One very important PDF/CDF is that of an image where every pixel is equally likely. Such as a linear gradient.

Notice here that each histogram bin has exactly the same count, thus each pixel value has the same probability of occurring, which in turn means the CDF is a perfectly straight line. Why this is the case is essential to understanding equalization, so take a moment to think on it if it feels ambiguous. Here the CDF is saying that each pixel value (x axis) has the same cumulative probability (y axis). Or, put in other words, by half way through the value range (x axis), I will have seen exactly 50% of the values (y axis). Or, by value 0.75, I will have seen exactly 75% of the values and so on.

Histogram equalization works by remapping the image pixel values according to its CDF. What that means in practice is computing a CDF for the image then replacing each pixel value with the corresponding CDF value.

If you were like me, this seemed incredibly simple, but also...what?! Sure, remapping pixel values is straightforward (gradient dynamic node in Substance), take one value and convert it to another based on that function, but it was not at all clear to me why remapping with the CDF would work, much less one generated from the image itself.

To better understand this, consider the transformation as a function, let's call it f(x). In this equation, x is the input image, and the output we want to be the remapped equalized image. It's logical to assume that f(x) would be related to probabilities, after all we are trying to equalize the image and the CDF does indeed provide a probability distribution for the image. But still, it wasn't clear to me why this works. I did not have an intuition or clear visualization of what was happening.

Recall, the CDF tells you the probability that a randomly picked pixel will have a certain intensity value or lower.

When remapping, I like to visualize it as projecting that CDF curve onto the x=y line. This line also happens to be what a perfectly equalized image CDF looks like, as we saw before.

This projection is essentially saying something like "we want 80% of the pixels to have occurred by value 0.8, not 0.27 which is where it was before". This is why using the CDF works, its taking all the probability information in the image, and forcing it to be linear.

That's all there is to it really. It is a single remapping from one set of values to another but all the mystery and magic comes from those set of numbers containing information about the pixel value probabilities.

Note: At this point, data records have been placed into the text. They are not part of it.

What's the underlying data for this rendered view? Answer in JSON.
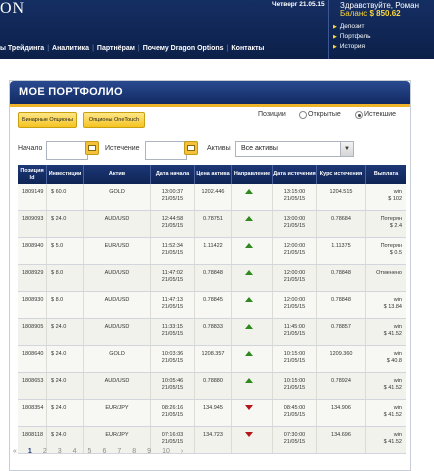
{
  "header": {
    "logo_text": "ON",
    "date": "Четверг 21.05.15",
    "greeting": "Здравствуйте, Роман",
    "balance_label": "Баланс",
    "balance_value": "$ 850.62",
    "links": [
      {
        "label": "Депозит",
        "icon": "arrow-right-icon"
      },
      {
        "label": "Портфель",
        "icon": "arrow-right-icon"
      },
      {
        "label": "История",
        "icon": "arrow-right-icon"
      }
    ],
    "nav": [
      "ы Трейдинга",
      "Аналитика",
      "Партнёрам",
      "Почему Dragon Options",
      "Контакты"
    ]
  },
  "portfolio": {
    "title": "МОЕ ПОРТФОЛИО",
    "btn_binary": "Бинарные Опционы",
    "btn_onetouch": "Опционы OneTouch",
    "positions_label": "Позиции",
    "radio_open": "Открытые",
    "radio_expired": "Истекшие",
    "selected_radio": "Истекшие",
    "filter_start_label": "Начало",
    "filter_start_value": "",
    "filter_expiry_label": "Истечение",
    "filter_expiry_value": "",
    "filter_assets_label": "Активы",
    "filter_assets_value": "Все активы"
  },
  "table": {
    "headers": [
      "Позиция Id",
      "Инвестиции",
      "Актив",
      "Дата начала",
      "Цена актива",
      "Направление",
      "Дата истечения",
      "Курс истечения",
      "Выплата"
    ],
    "rows": [
      {
        "id": "1809149",
        "invest": "$ 60.0",
        "asset": "GOLD",
        "start_time": "13:00:37",
        "start_date": "21/05/15",
        "price": "1202.446",
        "direction": "up",
        "exp_time": "13:15:00",
        "exp_date": "21/05/15",
        "exp_rate": "1204.515",
        "payout_1": "win",
        "payout_2": "$ 102"
      },
      {
        "id": "1809093",
        "invest": "$ 24.0",
        "asset": "AUD/USD",
        "start_time": "12:44:58",
        "start_date": "21/05/15",
        "price": "0.78751",
        "direction": "up",
        "exp_time": "13:00:00",
        "exp_date": "21/05/15",
        "exp_rate": "0.78684",
        "payout_1": "Потерян",
        "payout_2": "$ 2.4"
      },
      {
        "id": "1808940",
        "invest": "$ 5.0",
        "asset": "EUR/USD",
        "start_time": "11:52:34",
        "start_date": "21/05/15",
        "price": "1.11422",
        "direction": "up",
        "exp_time": "12:00:00",
        "exp_date": "21/05/15",
        "exp_rate": "1.11375",
        "payout_1": "Потерян",
        "payout_2": "$ 0.5"
      },
      {
        "id": "1808929",
        "invest": "$ 8.0",
        "asset": "AUD/USD",
        "start_time": "11:47:02",
        "start_date": "21/05/15",
        "price": "0.78848",
        "direction": "up",
        "exp_time": "12:00:00",
        "exp_date": "21/05/15",
        "exp_rate": "0.78848",
        "payout_1": "Отменено",
        "payout_2": ""
      },
      {
        "id": "1808930",
        "invest": "$ 8.0",
        "asset": "AUD/USD",
        "start_time": "11:47:13",
        "start_date": "21/05/15",
        "price": "0.78845",
        "direction": "up",
        "exp_time": "12:00:00",
        "exp_date": "21/05/15",
        "exp_rate": "0.78848",
        "payout_1": "win",
        "payout_2": "$ 13.84"
      },
      {
        "id": "1808905",
        "invest": "$ 24.0",
        "asset": "AUD/USD",
        "start_time": "11:33:15",
        "start_date": "21/05/15",
        "price": "0.78833",
        "direction": "up",
        "exp_time": "11:45:00",
        "exp_date": "21/05/15",
        "exp_rate": "0.78857",
        "payout_1": "win",
        "payout_2": "$ 41.52"
      },
      {
        "id": "1808640",
        "invest": "$ 24.0",
        "asset": "GOLD",
        "start_time": "10:03:36",
        "start_date": "21/05/15",
        "price": "1208.357",
        "direction": "up",
        "exp_time": "10:15:00",
        "exp_date": "21/05/15",
        "exp_rate": "1209.360",
        "payout_1": "win",
        "payout_2": "$ 40.8"
      },
      {
        "id": "1808653",
        "invest": "$ 24.0",
        "asset": "AUD/USD",
        "start_time": "10:05:46",
        "start_date": "21/05/15",
        "price": "0.78880",
        "direction": "up",
        "exp_time": "10:15:00",
        "exp_date": "21/05/15",
        "exp_rate": "0.78924",
        "payout_1": "win",
        "payout_2": "$ 41.52"
      },
      {
        "id": "1808354",
        "invest": "$ 24.0",
        "asset": "EUR/JPY",
        "start_time": "08:26:16",
        "start_date": "21/05/15",
        "price": "134.945",
        "direction": "down",
        "exp_time": "08:45:00",
        "exp_date": "21/05/15",
        "exp_rate": "134.906",
        "payout_1": "win",
        "payout_2": "$ 41.52"
      },
      {
        "id": "1808118",
        "invest": "$ 24.0",
        "asset": "EUR/JPY",
        "start_time": "07:16:03",
        "start_date": "21/05/15",
        "price": "134.723",
        "direction": "down",
        "exp_time": "07:30:00",
        "exp_date": "21/05/15",
        "exp_rate": "134.696",
        "payout_1": "win",
        "payout_2": "$ 41.52"
      }
    ]
  },
  "pagination": {
    "items": [
      "«",
      "1",
      "2",
      "3",
      "4",
      "5",
      "6",
      "7",
      "8",
      "9",
      "10",
      "›"
    ],
    "current": "1"
  },
  "colors": {
    "header_bg": "#0f2555",
    "accent_gold": "#f0b42a",
    "up_arrow": "#2f8a1e",
    "down_arrow": "#b5161a",
    "balance_text": "#ffd83a"
  }
}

And that concludes the first part of our jump into histogram equalization, I hope it was useful. In the next part of this series, we will go through how this can be implemented in Substance Designer. Stay tuned!